How long were you in business before you started to see real growth? What do you attribute that to?  I started Bella Bag at 23. I didn’t sell that car until I was 26. That’s three years before I did something radical that sent a message to myself that said, “Hey girl, I’m ready now. I’m committed to this.”  It was at the same time that I had decided not to go to an international MBA program. I’m not sure why at that moment – maybe it was an age thing, maybe I was tired of being on the fence, but it was at 26 that I knew for sure that I was not going to be happy with anything less than a 100% effort at a successful business and that I was willing to make sacrifices for it, especially sacrifices around what I had previously thought my future ”should” look like.

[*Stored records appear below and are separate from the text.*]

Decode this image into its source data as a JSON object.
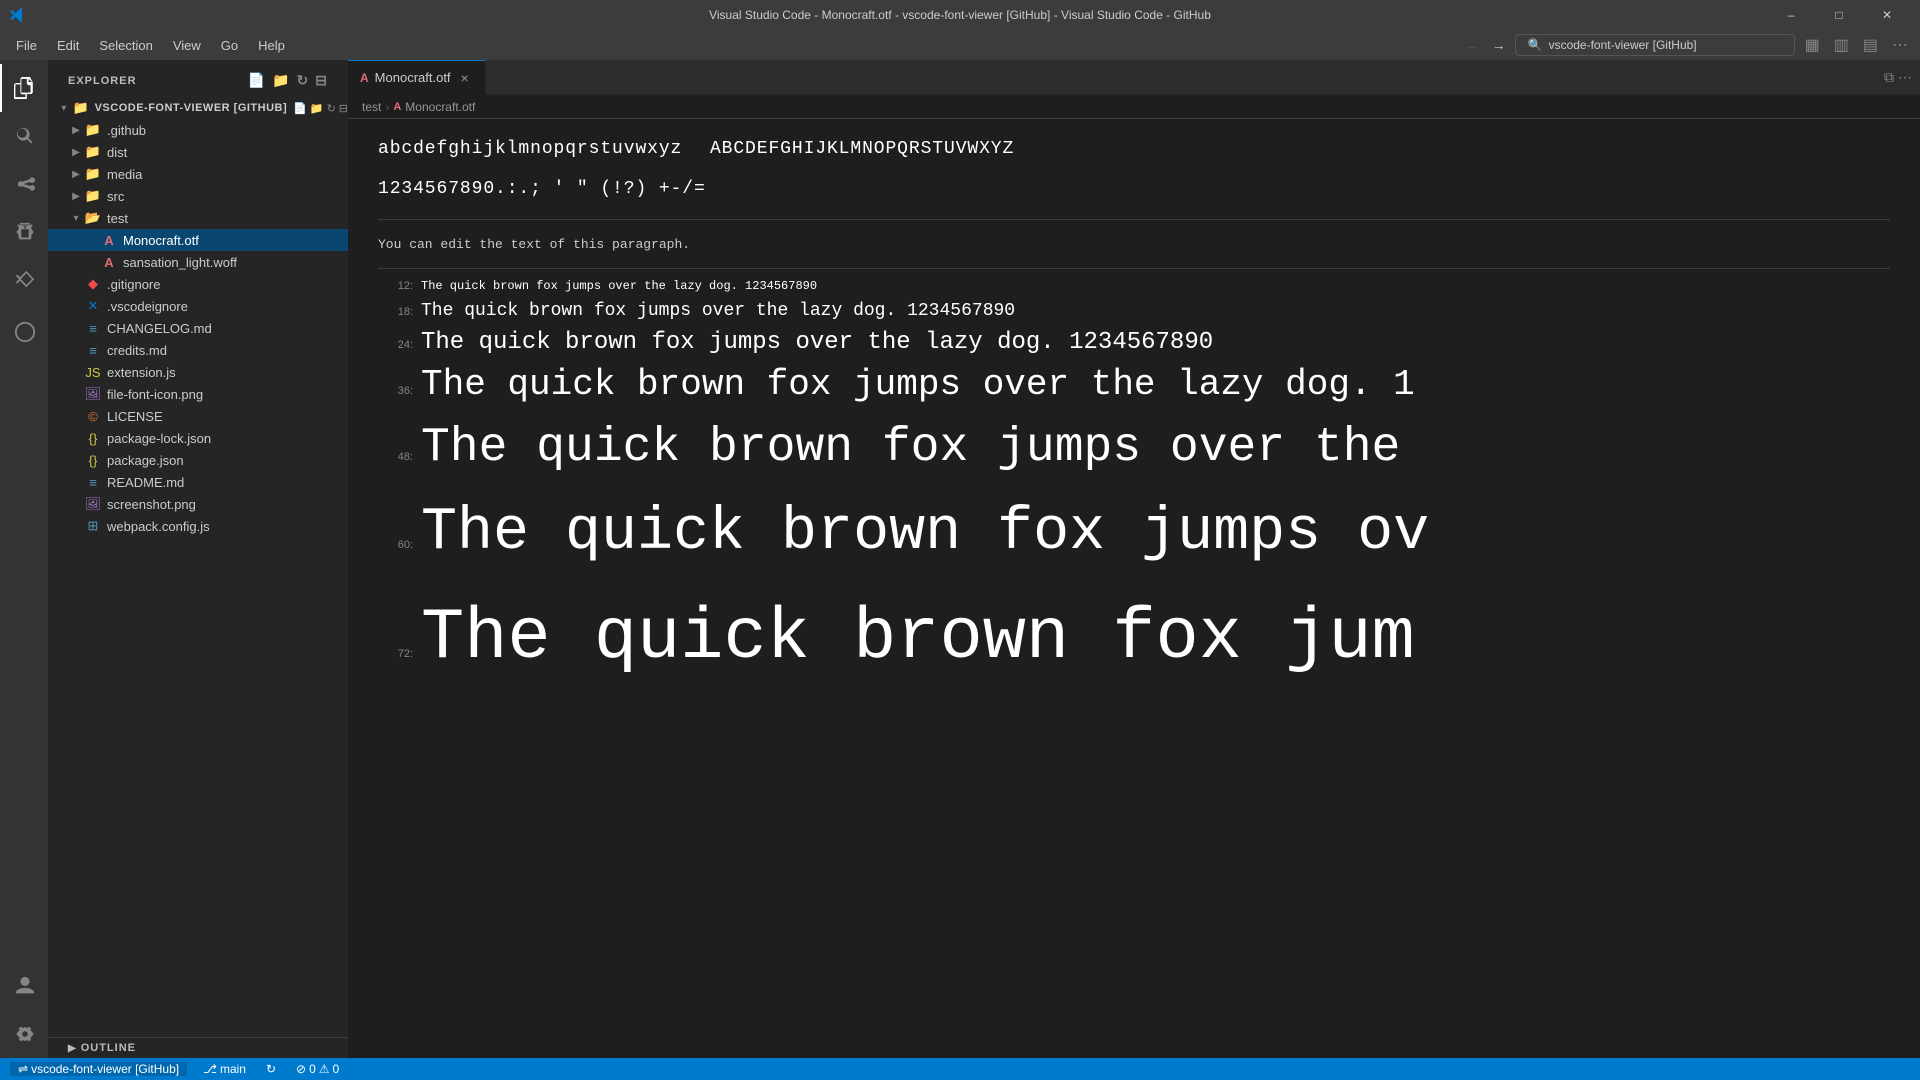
{
  "titlebar": {
    "title": "Visual Studio Code - Monocraft.otf - vscode-font-viewer [GitHub] - Visual Studio Code - GitHub",
    "controls": [
      "minimize",
      "maximize",
      "restore",
      "close"
    ]
  },
  "menubar": {
    "items": [
      "File",
      "Edit",
      "Selection",
      "View",
      "Go",
      "Help"
    ]
  },
  "searchbar": {
    "value": "vscode-font-viewer [GitHub]"
  },
  "nav": {
    "back_label": "←",
    "forward_label": "→"
  },
  "activitybar": {
    "icons": [
      {
        "name": "explorer",
        "symbol": "⧉",
        "active": true
      },
      {
        "name": "search",
        "symbol": "🔍"
      },
      {
        "name": "source-control",
        "symbol": "⎇"
      },
      {
        "name": "debug",
        "symbol": "▷"
      },
      {
        "name": "extensions",
        "symbol": "⊞"
      },
      {
        "name": "remote-explorer",
        "symbol": "⌘"
      },
      {
        "name": "account",
        "symbol": "👤",
        "bottom": true
      },
      {
        "name": "settings",
        "symbol": "⚙",
        "bottom": true
      }
    ]
  },
  "sidebar": {
    "header": "Explorer",
    "header_icons": [
      "new-file",
      "new-folder",
      "refresh",
      "collapse"
    ],
    "root_folder": "VSCODE-FONT-VIEWER [GITHUB]",
    "tree": [
      {
        "label": ".github",
        "type": "folder",
        "depth": 1,
        "icon": "folder"
      },
      {
        "label": "dist",
        "type": "folder",
        "depth": 1,
        "icon": "folder"
      },
      {
        "label": "media",
        "type": "folder",
        "depth": 1,
        "icon": "folder"
      },
      {
        "label": "src",
        "type": "folder",
        "depth": 1,
        "icon": "folder"
      },
      {
        "label": "test",
        "type": "folder",
        "depth": 1,
        "icon": "folder-open",
        "expanded": true
      },
      {
        "label": "Monocraft.otf",
        "type": "file",
        "depth": 2,
        "icon": "font",
        "selected": true
      },
      {
        "label": "sansation_light.woff",
        "type": "file",
        "depth": 2,
        "icon": "woff"
      },
      {
        "label": ".gitignore",
        "type": "file",
        "depth": 1,
        "icon": "gitignore"
      },
      {
        "label": ".vscodeignore",
        "type": "file",
        "depth": 1,
        "icon": "vscodeignore"
      },
      {
        "label": "CHANGELOG.md",
        "type": "file",
        "depth": 1,
        "icon": "md"
      },
      {
        "label": "credits.md",
        "type": "file",
        "depth": 1,
        "icon": "md"
      },
      {
        "label": "extension.js",
        "type": "file",
        "depth": 1,
        "icon": "js"
      },
      {
        "label": "file-font-icon.png",
        "type": "file",
        "depth": 1,
        "icon": "png"
      },
      {
        "label": "LICENSE",
        "type": "file",
        "depth": 1,
        "icon": "license"
      },
      {
        "label": "package-lock.json",
        "type": "file",
        "depth": 1,
        "icon": "json"
      },
      {
        "label": "package.json",
        "type": "file",
        "depth": 1,
        "icon": "json"
      },
      {
        "label": "README.md",
        "type": "file",
        "depth": 1,
        "icon": "md"
      },
      {
        "label": "screenshot.png",
        "type": "file",
        "depth": 1,
        "icon": "png"
      },
      {
        "label": "webpack.config.js",
        "type": "file",
        "depth": 1,
        "icon": "js"
      }
    ],
    "outline": "OUTLINE"
  },
  "tabs": {
    "items": [
      {
        "label": "Monocraft.otf",
        "active": true,
        "icon": "font"
      }
    ],
    "right_icons": [
      "split",
      "more"
    ]
  },
  "breadcrumb": {
    "parts": [
      "test",
      "Monocraft.otf"
    ]
  },
  "font_viewer": {
    "alphabet_upper": "ABCDEFGHIJKLMNOPQRSTUVWXYZ",
    "alphabet_lower": "abcdefghijklmnopqrstuvwxyz",
    "special_chars": "1234567890.:.;  '  \"  (!?)  +-/=",
    "editable_text": "You can edit the text of this paragraph.",
    "preview_rows": [
      {
        "size": 12,
        "label": "12:",
        "text": "The quick brown fox jumps over the lazy dog. 1234567890"
      },
      {
        "size": 18,
        "label": "18:",
        "text": "The quick brown fox jumps over the lazy dog. 1234567890"
      },
      {
        "size": 24,
        "label": "24:",
        "text": "The quick brown fox jumps over the lazy dog. 1234567890"
      },
      {
        "size": 36,
        "label": "36:",
        "text": "The quick brown fox jumps over the lazy dog. 1"
      },
      {
        "size": 48,
        "label": "48:",
        "text": "The quick brown fox jumps over the"
      },
      {
        "size": 60,
        "label": "60:",
        "text": "The quick brown fox jumps ov"
      },
      {
        "size": 72,
        "label": "72:",
        "text": "The quick brown fox jum"
      }
    ]
  },
  "statusbar": {
    "branch": "main",
    "errors": "0",
    "warnings": "0",
    "left_items": [
      "sync",
      "main",
      "errors-warnings"
    ],
    "right_items": []
  }
}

Tell us about a time when you thought you should throw in the towel. What kept you going?  In 2012, I had just opened my first Bella Bag showroom in Atlanta. A retail presence was not my initial plan for my business, because I thought the entire thing would be ecommerce. But as I listened to my customers and heard their feedback, I began to understand that women truly craved a traditional shopping experience. They wanted to touch and feel the handbags, to ooooh and aaaahh over them on Saturday afternoons with their friends, so I opened the store in Atlanta. One morning, I received a call at 7am from my store manager, who had shown up to work to find no front door on the store. The glass was smashed, the shelving was ripped out, and the inventory was gone. I had always known that being burglarized was a possibility in retail. But when it happens to you, it is chilling. I truly contemplated quitting. But the fact that my team and I kept going has been one of our greatest learning tools and survival stories. And because I was almost nine months pregnant at the time, my thoughts were of being strong for my child and having a story of strength and not defeat to pass along to her.

What three factors have most contributed to your success in business and in life? Creativity, hard work, and being incredibly picky at all times – even when others told me it was too much.

If you could have a one-on-one meeting with any woman, who would it be and why? What’s the first thing you would you ask her?  I would want to meet Linda Fargo from Bergdorf Goodman. She’s wonderful to me. She embodies exactly what I look to bring to my day – complete focus, a discerning eye, and a kind spirit. She seems to be intent on bringing her point of view to the forefront, but with an appropriate humility. I’d ask her where she sees vintage fitting in with Bergdorf’s strategy, and how my business could be a friend and advocate of hers.

What would your advice to your younger self be?  Be confident in yourself. Everything you desire is within your ability and reach.